:: GIVEN DATA ::
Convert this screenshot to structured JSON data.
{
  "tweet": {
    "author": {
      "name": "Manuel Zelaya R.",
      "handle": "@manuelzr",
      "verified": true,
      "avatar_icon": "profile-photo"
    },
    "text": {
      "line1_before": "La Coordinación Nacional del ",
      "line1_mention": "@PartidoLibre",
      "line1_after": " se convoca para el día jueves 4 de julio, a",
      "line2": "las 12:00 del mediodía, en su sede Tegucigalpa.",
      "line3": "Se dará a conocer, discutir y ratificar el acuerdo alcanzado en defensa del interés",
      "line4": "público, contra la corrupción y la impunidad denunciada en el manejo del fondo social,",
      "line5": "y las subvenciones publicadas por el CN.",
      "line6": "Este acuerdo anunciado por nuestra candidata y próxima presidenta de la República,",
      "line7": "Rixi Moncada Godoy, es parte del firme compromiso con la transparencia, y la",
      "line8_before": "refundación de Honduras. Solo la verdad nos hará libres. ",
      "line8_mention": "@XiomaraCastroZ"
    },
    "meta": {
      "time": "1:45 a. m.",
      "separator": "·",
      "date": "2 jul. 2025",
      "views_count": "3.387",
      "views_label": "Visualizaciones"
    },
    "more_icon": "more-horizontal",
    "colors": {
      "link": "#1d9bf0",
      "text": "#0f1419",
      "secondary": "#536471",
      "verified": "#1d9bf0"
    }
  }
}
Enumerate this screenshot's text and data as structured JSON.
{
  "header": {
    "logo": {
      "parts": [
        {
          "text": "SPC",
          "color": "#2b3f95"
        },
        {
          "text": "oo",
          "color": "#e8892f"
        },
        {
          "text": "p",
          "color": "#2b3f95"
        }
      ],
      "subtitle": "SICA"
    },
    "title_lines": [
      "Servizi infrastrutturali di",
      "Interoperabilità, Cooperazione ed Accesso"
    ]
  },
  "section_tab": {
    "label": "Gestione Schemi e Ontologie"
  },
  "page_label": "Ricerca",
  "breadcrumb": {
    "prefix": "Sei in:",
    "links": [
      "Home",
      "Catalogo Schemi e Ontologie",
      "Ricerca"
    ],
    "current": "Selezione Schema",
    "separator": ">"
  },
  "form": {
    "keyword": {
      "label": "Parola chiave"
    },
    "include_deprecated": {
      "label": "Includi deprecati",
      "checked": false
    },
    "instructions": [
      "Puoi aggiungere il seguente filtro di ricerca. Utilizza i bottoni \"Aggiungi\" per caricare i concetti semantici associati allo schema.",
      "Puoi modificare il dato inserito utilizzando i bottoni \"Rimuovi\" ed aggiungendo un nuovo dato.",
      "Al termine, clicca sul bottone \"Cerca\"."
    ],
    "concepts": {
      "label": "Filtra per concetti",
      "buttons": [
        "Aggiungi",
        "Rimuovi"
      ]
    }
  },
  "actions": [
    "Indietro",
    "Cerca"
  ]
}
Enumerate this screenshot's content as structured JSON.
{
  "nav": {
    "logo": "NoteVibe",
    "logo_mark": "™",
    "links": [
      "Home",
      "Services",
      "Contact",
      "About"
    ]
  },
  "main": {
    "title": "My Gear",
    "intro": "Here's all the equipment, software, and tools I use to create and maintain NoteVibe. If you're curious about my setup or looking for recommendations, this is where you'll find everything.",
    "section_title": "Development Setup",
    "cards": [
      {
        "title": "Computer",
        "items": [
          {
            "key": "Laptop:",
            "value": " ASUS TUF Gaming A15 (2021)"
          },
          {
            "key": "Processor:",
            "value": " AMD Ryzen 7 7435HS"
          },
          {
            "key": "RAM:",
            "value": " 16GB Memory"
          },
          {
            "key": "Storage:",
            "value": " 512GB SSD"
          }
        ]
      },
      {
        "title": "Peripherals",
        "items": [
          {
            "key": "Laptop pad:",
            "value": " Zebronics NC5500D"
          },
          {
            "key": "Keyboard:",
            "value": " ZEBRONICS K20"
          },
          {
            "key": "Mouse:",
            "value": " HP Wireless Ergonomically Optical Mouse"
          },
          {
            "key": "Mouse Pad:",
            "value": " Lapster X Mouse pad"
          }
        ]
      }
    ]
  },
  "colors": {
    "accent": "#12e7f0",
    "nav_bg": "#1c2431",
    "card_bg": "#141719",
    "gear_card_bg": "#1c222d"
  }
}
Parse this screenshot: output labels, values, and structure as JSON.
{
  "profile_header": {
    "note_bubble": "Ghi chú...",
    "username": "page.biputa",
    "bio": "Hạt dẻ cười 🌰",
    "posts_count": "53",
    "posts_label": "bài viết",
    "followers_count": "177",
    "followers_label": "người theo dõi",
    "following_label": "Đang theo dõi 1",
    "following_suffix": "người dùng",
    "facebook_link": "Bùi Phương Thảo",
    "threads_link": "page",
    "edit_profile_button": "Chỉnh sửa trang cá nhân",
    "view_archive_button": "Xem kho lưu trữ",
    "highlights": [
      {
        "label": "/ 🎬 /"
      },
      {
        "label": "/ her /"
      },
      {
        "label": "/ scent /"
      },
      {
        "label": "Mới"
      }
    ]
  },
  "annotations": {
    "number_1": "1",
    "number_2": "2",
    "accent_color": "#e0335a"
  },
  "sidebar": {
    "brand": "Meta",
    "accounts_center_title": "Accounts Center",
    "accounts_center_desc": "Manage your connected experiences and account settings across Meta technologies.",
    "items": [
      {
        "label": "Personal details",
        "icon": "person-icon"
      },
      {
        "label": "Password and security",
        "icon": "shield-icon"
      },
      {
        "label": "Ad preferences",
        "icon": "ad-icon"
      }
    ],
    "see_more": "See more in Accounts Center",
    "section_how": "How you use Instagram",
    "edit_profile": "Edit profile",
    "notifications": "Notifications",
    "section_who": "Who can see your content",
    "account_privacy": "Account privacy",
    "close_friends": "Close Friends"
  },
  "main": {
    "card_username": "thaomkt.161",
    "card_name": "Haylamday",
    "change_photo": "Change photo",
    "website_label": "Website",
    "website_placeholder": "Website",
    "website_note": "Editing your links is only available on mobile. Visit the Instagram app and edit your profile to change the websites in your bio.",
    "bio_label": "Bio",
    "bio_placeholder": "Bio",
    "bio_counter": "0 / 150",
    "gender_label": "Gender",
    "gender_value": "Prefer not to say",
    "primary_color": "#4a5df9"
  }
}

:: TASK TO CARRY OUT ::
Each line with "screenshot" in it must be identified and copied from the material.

:: TASK ANSWER ::
Convert this screenshot to structured JSON data.
Enumerate this screenshot's text and data as structured JSON.
Enumerate this screenshot's content as structured JSON.
Parse this screenshot: output labels, values, and structure as JSON.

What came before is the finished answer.